An overview of Cox® distraction manipulation protocols is presented including diagnosis and treatment decision making in low back pain and sciatica cases and proper utilization of flexion distraction in treating lumbar spine and lower extremity pain. In addition, the outcome of 1,000 cases involving low back and/or leg pain treated with chiropractic adjusting (92% utilizing flexion distraction) is presented.
A qualitative clinical and literature review provides the basis of the overview of diagnostic and treatment protocols. A descriptive case series design was used to collect outcome information on 1,000 patients with low back and/or leg pain; patients were pooled from two separate studies. Patients were treated by 30 different chiropractors, and a minimum of 20 cases was supplied by each physician.
A descriptive review of cases showed that less than 4% of patients with low back or leg pain were candidates for surgery. Less than 9% of patients reached the chronic stage of care. The mean number of days to maximum improvement under care was 29, and the average number of treatments to maximum improvement was 12.
The results of this study provide some evidence for the use of chiropractic management, particularly flexion distraction manipulation, in the treatment of back pain problems due to a variety of mechanical causes.

Bergmann TF, Jongeward BV: Manipulative therapy in lower back pain with leg pain and neurological deficit. J Of Manipulative and Physiological Therapeutics 1998; 21(4):288-294
Chiropractors need a nonsurgical, conservative approach to treat low back pain with sciatica as an alternative to and before beginning the more aggressive, and potentially hazardous, surgical treatment. There is some support for the idea that lumbar disc herniation with neurological deficit and radicular pain does not contraindicate the judicious used of manipulation. Although significant questions remain for the evaluation and treatment of lumbar radiculopathy (sciatica) with disc herniations) there is ample evidence to suggest that a course of conservative care, including spinal manipulation, should be completed before surgical consult is considered.
Ice was applied to a patient's lower back for 5 minutes, followed by flexion-distraction mobilization done by placing a hand contact over the L4 spinous process and using the pelvic section of the table to distract the lumbar spine between the L4-L5 segment. This procedure was repeated three times with each distractive process held for 20 seconds. The patient was told to lie on her back at home with her knees bent in a "90/90" position whenever possible. She was instructed to get up only for bathroom use.
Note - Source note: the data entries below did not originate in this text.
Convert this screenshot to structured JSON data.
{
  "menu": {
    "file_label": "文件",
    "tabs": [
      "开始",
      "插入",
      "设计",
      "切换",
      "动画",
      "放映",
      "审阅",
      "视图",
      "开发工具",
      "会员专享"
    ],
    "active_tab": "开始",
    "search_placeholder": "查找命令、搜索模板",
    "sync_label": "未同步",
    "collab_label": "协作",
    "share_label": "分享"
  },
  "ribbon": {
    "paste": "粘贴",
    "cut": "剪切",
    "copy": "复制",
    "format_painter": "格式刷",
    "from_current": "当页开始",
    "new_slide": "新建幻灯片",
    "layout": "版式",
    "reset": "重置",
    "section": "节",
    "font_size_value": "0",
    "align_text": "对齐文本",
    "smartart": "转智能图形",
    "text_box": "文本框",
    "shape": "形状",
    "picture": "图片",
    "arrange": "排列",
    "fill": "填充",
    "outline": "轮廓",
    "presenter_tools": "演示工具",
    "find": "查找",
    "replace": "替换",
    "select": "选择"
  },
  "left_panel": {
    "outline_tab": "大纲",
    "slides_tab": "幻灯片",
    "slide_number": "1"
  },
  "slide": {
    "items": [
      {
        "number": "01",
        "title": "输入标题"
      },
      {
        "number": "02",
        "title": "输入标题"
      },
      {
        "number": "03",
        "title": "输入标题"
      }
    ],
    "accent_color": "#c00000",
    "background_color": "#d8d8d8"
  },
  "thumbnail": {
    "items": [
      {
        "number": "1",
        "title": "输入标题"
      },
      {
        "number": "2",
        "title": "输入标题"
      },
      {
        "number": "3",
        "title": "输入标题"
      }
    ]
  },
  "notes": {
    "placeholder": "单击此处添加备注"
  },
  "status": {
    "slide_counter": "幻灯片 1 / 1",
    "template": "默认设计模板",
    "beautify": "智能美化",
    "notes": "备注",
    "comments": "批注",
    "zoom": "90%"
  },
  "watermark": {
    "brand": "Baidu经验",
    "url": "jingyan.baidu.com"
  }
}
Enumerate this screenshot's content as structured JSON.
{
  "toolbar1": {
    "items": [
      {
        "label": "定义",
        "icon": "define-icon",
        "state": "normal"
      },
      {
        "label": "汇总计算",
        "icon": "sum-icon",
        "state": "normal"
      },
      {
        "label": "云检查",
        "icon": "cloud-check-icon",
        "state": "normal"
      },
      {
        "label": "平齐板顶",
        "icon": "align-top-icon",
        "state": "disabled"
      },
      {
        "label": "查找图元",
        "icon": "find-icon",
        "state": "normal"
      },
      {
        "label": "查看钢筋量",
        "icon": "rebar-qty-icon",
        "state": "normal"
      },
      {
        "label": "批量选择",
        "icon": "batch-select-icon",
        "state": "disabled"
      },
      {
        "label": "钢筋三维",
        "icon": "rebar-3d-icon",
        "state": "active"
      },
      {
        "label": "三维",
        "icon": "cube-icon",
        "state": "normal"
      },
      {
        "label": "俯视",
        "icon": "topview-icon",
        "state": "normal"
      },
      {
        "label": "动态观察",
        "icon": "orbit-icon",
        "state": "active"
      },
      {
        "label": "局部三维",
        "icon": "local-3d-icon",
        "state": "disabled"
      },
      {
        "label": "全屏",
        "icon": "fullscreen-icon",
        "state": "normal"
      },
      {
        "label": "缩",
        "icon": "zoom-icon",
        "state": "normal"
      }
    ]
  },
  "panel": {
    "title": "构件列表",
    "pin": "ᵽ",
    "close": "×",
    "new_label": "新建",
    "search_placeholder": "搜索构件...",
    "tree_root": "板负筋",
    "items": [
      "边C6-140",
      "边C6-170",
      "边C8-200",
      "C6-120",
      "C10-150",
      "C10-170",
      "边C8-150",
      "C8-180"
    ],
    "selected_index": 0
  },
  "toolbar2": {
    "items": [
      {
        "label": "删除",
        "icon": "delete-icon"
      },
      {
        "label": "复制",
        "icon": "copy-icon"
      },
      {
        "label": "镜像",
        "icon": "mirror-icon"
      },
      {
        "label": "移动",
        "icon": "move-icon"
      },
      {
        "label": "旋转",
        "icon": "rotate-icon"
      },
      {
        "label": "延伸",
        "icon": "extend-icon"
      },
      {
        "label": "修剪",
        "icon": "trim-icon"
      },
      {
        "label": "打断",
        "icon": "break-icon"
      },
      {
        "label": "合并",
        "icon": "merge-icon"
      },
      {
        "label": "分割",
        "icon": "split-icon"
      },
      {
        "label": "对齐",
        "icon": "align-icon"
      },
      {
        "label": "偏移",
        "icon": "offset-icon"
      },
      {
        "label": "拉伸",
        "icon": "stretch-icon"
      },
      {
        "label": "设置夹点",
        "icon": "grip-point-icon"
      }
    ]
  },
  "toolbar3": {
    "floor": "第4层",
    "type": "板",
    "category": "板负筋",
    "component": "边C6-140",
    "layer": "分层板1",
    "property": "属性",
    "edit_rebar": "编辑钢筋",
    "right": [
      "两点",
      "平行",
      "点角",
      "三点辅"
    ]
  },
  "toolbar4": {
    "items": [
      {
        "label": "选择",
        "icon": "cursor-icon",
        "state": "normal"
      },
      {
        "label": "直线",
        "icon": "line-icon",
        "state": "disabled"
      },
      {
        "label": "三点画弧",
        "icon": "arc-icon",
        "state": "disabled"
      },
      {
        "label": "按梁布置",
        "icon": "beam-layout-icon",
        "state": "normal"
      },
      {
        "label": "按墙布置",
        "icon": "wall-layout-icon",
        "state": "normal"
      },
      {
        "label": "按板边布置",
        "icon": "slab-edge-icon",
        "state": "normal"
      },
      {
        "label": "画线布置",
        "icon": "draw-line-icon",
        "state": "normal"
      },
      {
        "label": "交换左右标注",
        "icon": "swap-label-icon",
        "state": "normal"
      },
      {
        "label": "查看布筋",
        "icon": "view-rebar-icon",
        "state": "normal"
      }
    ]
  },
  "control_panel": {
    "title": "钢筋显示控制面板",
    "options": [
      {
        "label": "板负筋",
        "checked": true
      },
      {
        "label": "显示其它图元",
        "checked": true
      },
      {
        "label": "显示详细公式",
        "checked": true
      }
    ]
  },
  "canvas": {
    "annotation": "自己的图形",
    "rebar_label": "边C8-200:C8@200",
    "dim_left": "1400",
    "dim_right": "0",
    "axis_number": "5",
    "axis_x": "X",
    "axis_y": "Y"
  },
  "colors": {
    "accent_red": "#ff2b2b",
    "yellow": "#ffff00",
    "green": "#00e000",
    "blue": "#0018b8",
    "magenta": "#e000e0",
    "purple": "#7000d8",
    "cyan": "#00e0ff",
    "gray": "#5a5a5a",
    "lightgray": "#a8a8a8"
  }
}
One week after this appointment, she reported that her lower back pain was almost gone and that the leg pain no longer bothered her. Treatment again consisted of lumbar flexion distraction and long axis distraction of the lower extremity. At this point, side posture rotary manipulation was added to her treatment plan.